What Is a Sportsbook?


A sportsbook is a place where people can make wagers on various sporting events. These bets can either be made legally, through licensed bookmakers/sportsbooks, or illegally, through privately run enterprises known as “bookies”. Legal sportsbooks are typically located inside casinos or other gambling establishments but some can also be found online. In the US, there are more than 20 states that offer legal sports betting. The most popular type of bet is a straight bet, which involves making a wager on the outcome of one particular event. This bet can win or lose depending on the odds and the amount of money that is wagered on it.

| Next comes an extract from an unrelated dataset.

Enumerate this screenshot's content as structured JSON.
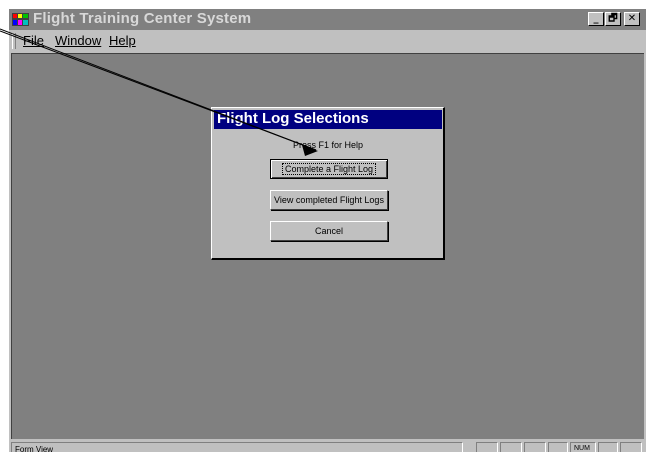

The sportsbook industry is highly regulated and there are strict laws in place to keep the shadier elements of the gambling industry away from it. This helps to keep the industry legitimate and allows players to place bets with confidence. Sportsbooks must meet certain requirements in order to be operated legally, including implementing responsible gambling policies and offering multiple methods of deposit and withdrawal.

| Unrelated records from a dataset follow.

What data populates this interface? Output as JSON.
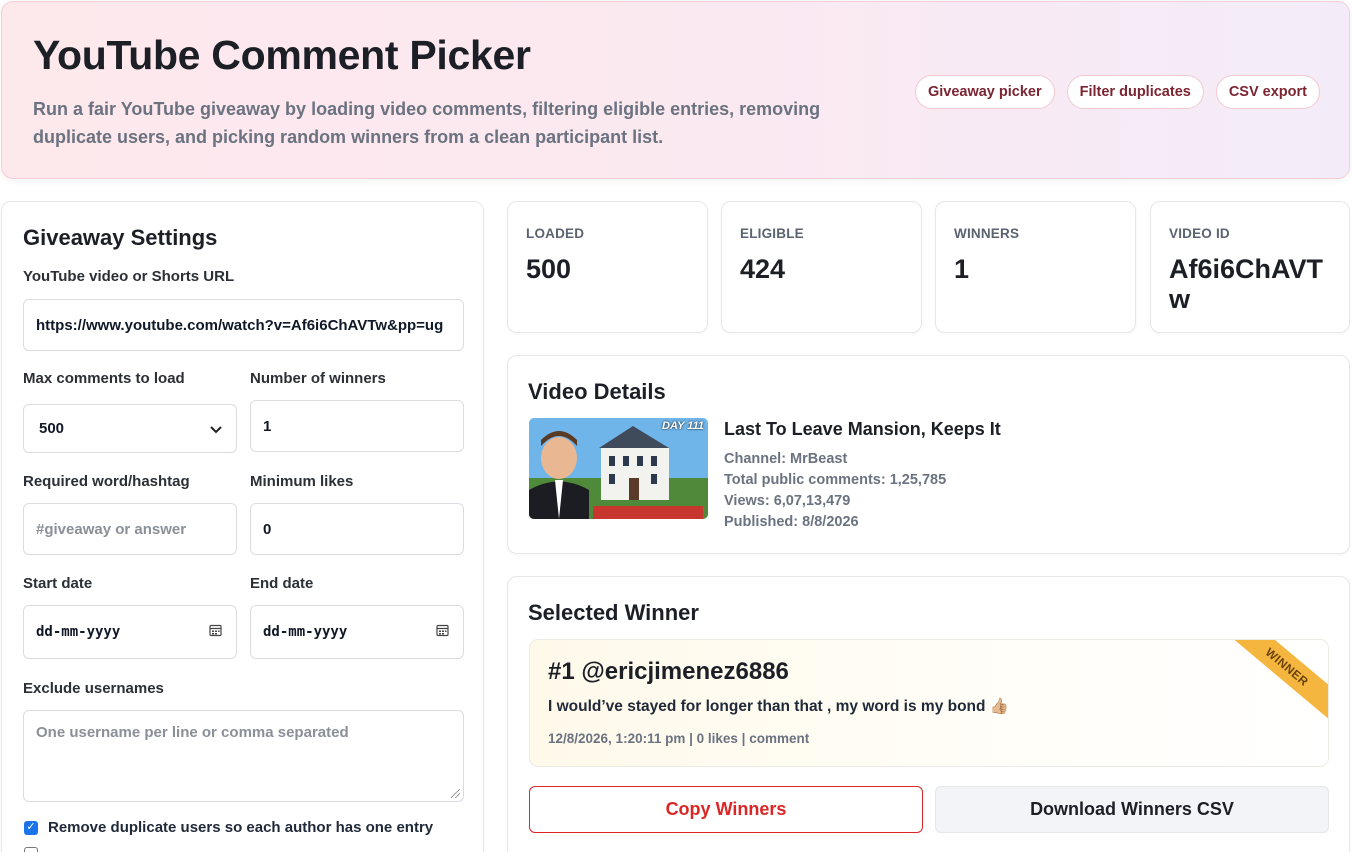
{
  "header": {
    "title": "YouTube Comment Picker",
    "subtitle": "Run a fair YouTube giveaway by loading video comments, filtering eligible entries, removing duplicate users, and picking random winners from a clean participant list.",
    "pills": [
      "Giveaway picker",
      "Filter duplicates",
      "CSV export"
    ]
  },
  "settings": {
    "title": "Giveaway Settings",
    "url_label": "YouTube video or Shorts URL",
    "url_value": "https://www.youtube.com/watch?v=Af6i6ChAVTw&pp=ug",
    "max_label": "Max comments to load",
    "max_value": "500",
    "winners_label": "Number of winners",
    "winners_value": "1",
    "word_label": "Required word/hashtag",
    "word_placeholder": "#giveaway or answer",
    "likes_label": "Minimum likes",
    "likes_value": "0",
    "start_label": "Start date",
    "start_value": "dd-mm-yyyy",
    "end_label": "End date",
    "end_value": "dd-mm-yyyy",
    "exclude_label": "Exclude usernames",
    "exclude_placeholder": "One username per line or comma separated",
    "dedupe_label": "Remove duplicate users so each author has one entry",
    "dedupe_checked": true
  },
  "stats": [
    {
      "key": "LOADED",
      "value": "500"
    },
    {
      "key": "ELIGIBLE",
      "value": "424"
    },
    {
      "key": "WINNERS",
      "value": "1"
    },
    {
      "key": "VIDEO ID",
      "value": "Af6i6ChAVTw"
    }
  ],
  "video": {
    "section_title": "Video Details",
    "title": "Last To Leave Mansion, Keeps It",
    "channel": "Channel: MrBeast",
    "comments": "Total public comments: 1,25,785",
    "views": "Views: 6,07,13,479",
    "published": "Published: 8/8/2026",
    "thumb_badge": "DAY 111"
  },
  "winner": {
    "section_title": "Selected Winner",
    "name": "#1 @ericjimenez6886",
    "comment": "I would’ve stayed for longer than that , my word is my bond 👍🏼",
    "meta": "12/8/2026, 1:20:11 pm | 0 likes | comment",
    "ribbon": "WINNER",
    "copy_label": "Copy Winners",
    "download_label": "Download Winners CSV"
  },
  "colors": {
    "accent_red": "#dc2626",
    "ribbon": "#f4b63f",
    "checkbox": "#1a73e8"
  }
}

A good sportsbook will offer competitive odds on a wide range of markets. It will also have a variety of payment options, including credit cards and electronic checks. It should also be able to provide customer support around the clock. It is important for a sportsbook to offer high-quality customer service, as it will help to build loyalty among bettors.

While the majority of bettors make straight bets, there are a number of different types of bets that can be placed. These include prop bets, spread bets and futures bets. A prop bet is a wager on specific aspects of the game that may not directly affect the final result, such as player performance or statistical benchmarks. A spread bet is a bet that involves taking a side or the other in a game and reflects the margin of victory. A futures bet is a wager on an outcome that will occur in the future, such as a team or individual winning a division or championship.

One of the ways that a sportsbook can earn money is by charging vig on bets placed. This varies by sportsbook and jurisdiction, but is generally a percentage of the total amount of money bet. Another way that a sportsbook can earn money is through its ability to mitigate risk by adjusting odds or accepting offsetting bets.

In addition to offering traditional wagering, many regulated sportsbooks are starting to offer new features to attract and retain bettors. One such feature is called a Cash Out, which lets bettors settle a bet with a smaller payout than the potential maximum win before the game or event ends. This feature is often available for parlays and futures bets, but it can be difficult to determine whether or not it makes sense to take a Cash Out offer.